• _TASK TO CARRY OUT_
Go through the data and copy every line in which "Apply" appears.

####################

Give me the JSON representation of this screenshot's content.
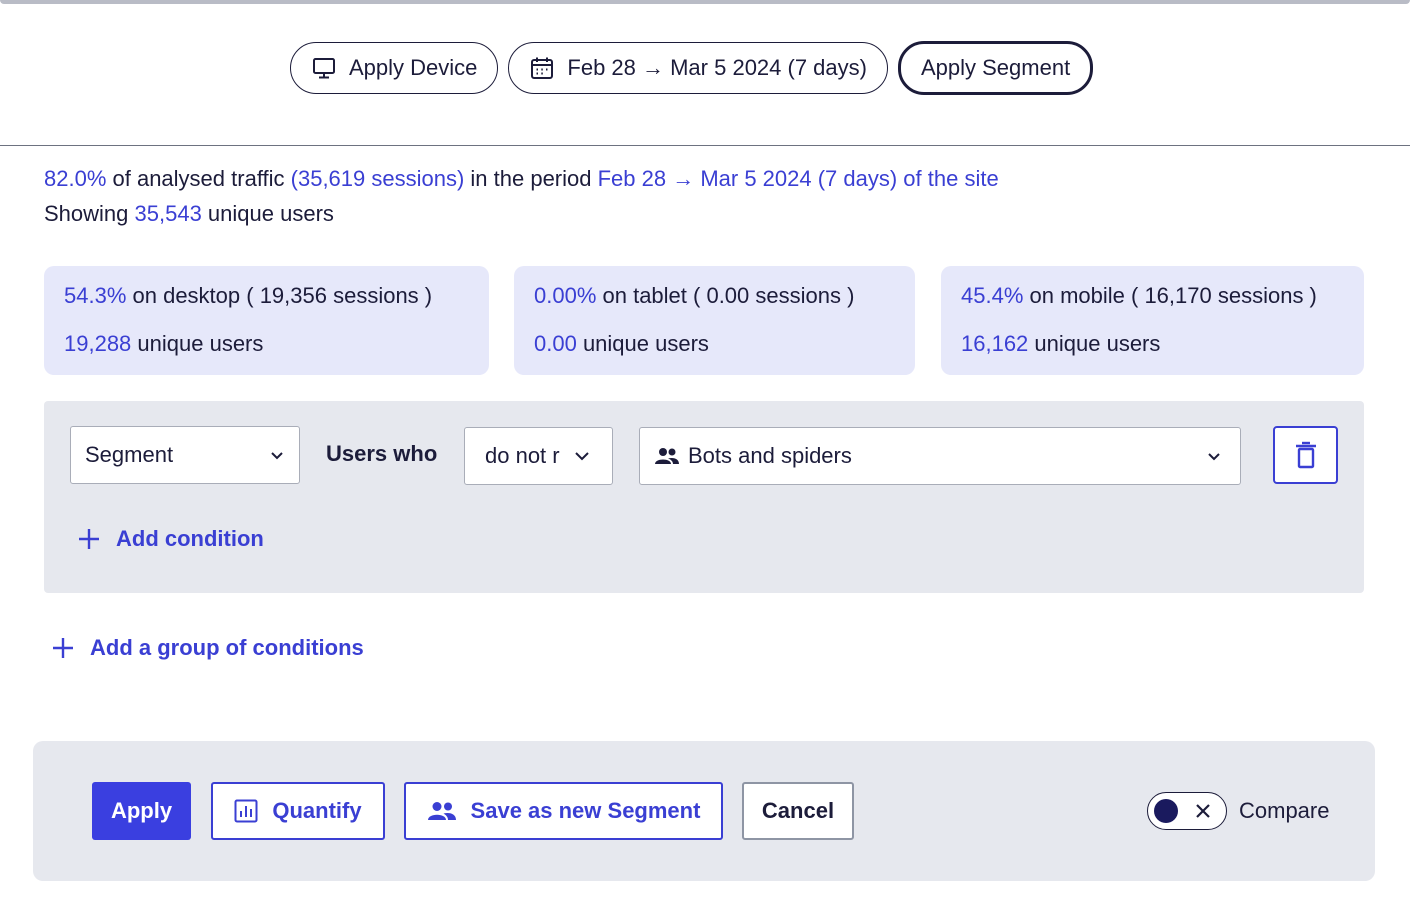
{
  "top_controls": {
    "device_label": "Apply Device",
    "date_label": "Feb 28 → Mar 5 2024 (7 days)",
    "segment_label": "Apply Segment"
  },
  "summary": {
    "pct": "82.0%",
    "text1": " of analysed traffic ",
    "sessions": "(35,619 sessions)",
    "text2": " in the period ",
    "period": "Feb 28 → Mar 5 2024 (7 days) of the site",
    "showing": "Showing ",
    "users": "35,543",
    "users_suffix": " unique users"
  },
  "devices": [
    {
      "pct": "54.3%",
      "label": " on desktop ( 19,356 sessions )",
      "users": "19,288",
      "users_suffix": " unique users"
    },
    {
      "pct": "0.00%",
      "label": " on tablet ( 0.00 sessions )",
      "users": "0.00",
      "users_suffix": " unique users"
    },
    {
      "pct": "45.4%",
      "label": " on mobile ( 16,170 sessions )",
      "users": "16,162",
      "users_suffix": " unique users"
    }
  ],
  "condition": {
    "field": "Segment",
    "users_who": "Users who",
    "operator": "do not r",
    "value": "Bots and spiders",
    "add_condition": "Add condition"
  },
  "add_group": "Add a group of conditions",
  "footer": {
    "apply": "Apply",
    "quantify": "Quantify",
    "save_segment": "Save as new Segment",
    "cancel": "Cancel",
    "compare": "Compare"
  },
  "colors": {
    "accent": "#3a3fd3",
    "card_bg": "#e6e8fa",
    "panel_bg": "#e6e8ee",
    "text": "#1c1c3a"
  }
}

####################

• _EXERCISE RESPONSE_
    "device_label": "Apply Device",
    "segment_label": "Apply Segment"
    "apply": "Apply",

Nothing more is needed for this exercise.